- Having certain genetic conditions such as colon cancer, and Lynch syndrome
- Diabetes ( especially type 2)
- Endometrial hyperplasia
- Other cancers including breast cancer, colon cancer, or ovarian cancer
- Consumption of certain drugs such as tamoxifen to treat breast cancer
- Radiation therapy
- Diet or nutrition
- Taking estrogen-only hormone replacement therapy after menopause
- Having metabolic syndrome
- Having a polycystic ovarian syndrome
- Granulosa cell tumors ( a type of ovarian tumor)
Endometrial cancer often occurs in women after their menopause and more than 95 percent of this cancer can occur in women over 40. Women after menopause are more likely to get endometrial cancer if they
- Got their first period earlier or before 12
- Went through menopause late in life
- have few or no children
- Have a history of infertility and irregular periods
- Have a family history of endometrial, colorectal, or breast cancer
Diagnosis and treatment
Uterine cancer is diagnosed with a pelvic exam, Pap test, a transvaginal ultrasound exam, and biopsy. Sometimes, CT or MRI can also be done to validate the diagnosis. Uterine cancer stages from 0 to 4rth are determined by biopsy, chest x-ray, and CT or MRI scans. Treatment options may include one or more of the following: surgery, radiation, hormone therapy, and chemotherapy.
Treatment depends on the uterine cancer stage, your age, personal preferences, and general health with uterine cancer stage IV as the most comprehensive and normally caused by the most aggressive type of cancer cells. Each treatment has associated potential benefits and risks so discussing with your doctor may help you to decide what treatment plan is best for you.

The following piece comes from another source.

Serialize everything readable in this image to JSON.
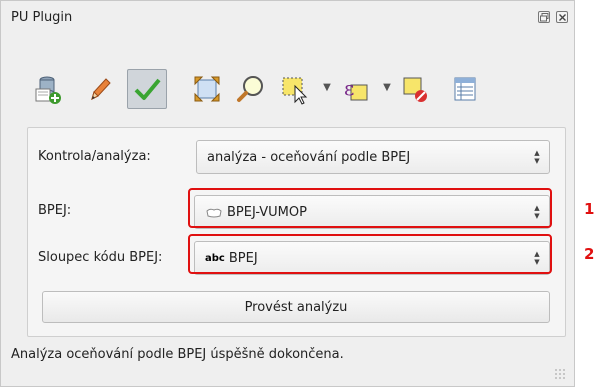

How can you lower the risk of endometrial cancer?
Some strategies may help you to manage and lower the risk of endometrial cancer including:
- Manage and control your obesity
- Make dietary changes
- Quit smoking
- Manage fatigue
- Get regular exercise
- Seek treatment for abnormal vaginal bleeding
- Check the pros and cons of hormone therapy before taking
- Talk to your doctor about the benefits of contraceptive pills
- Tell your doctor if you have a family history of Lynch syndrome
The bottom line
If you have symptoms of endometrial cancer, initial diagnosis and treatment may increase your possibilities of remission. In addition, taking care of your general health and adopting other strategies may also help you to reduce the risk of endometrial cancer.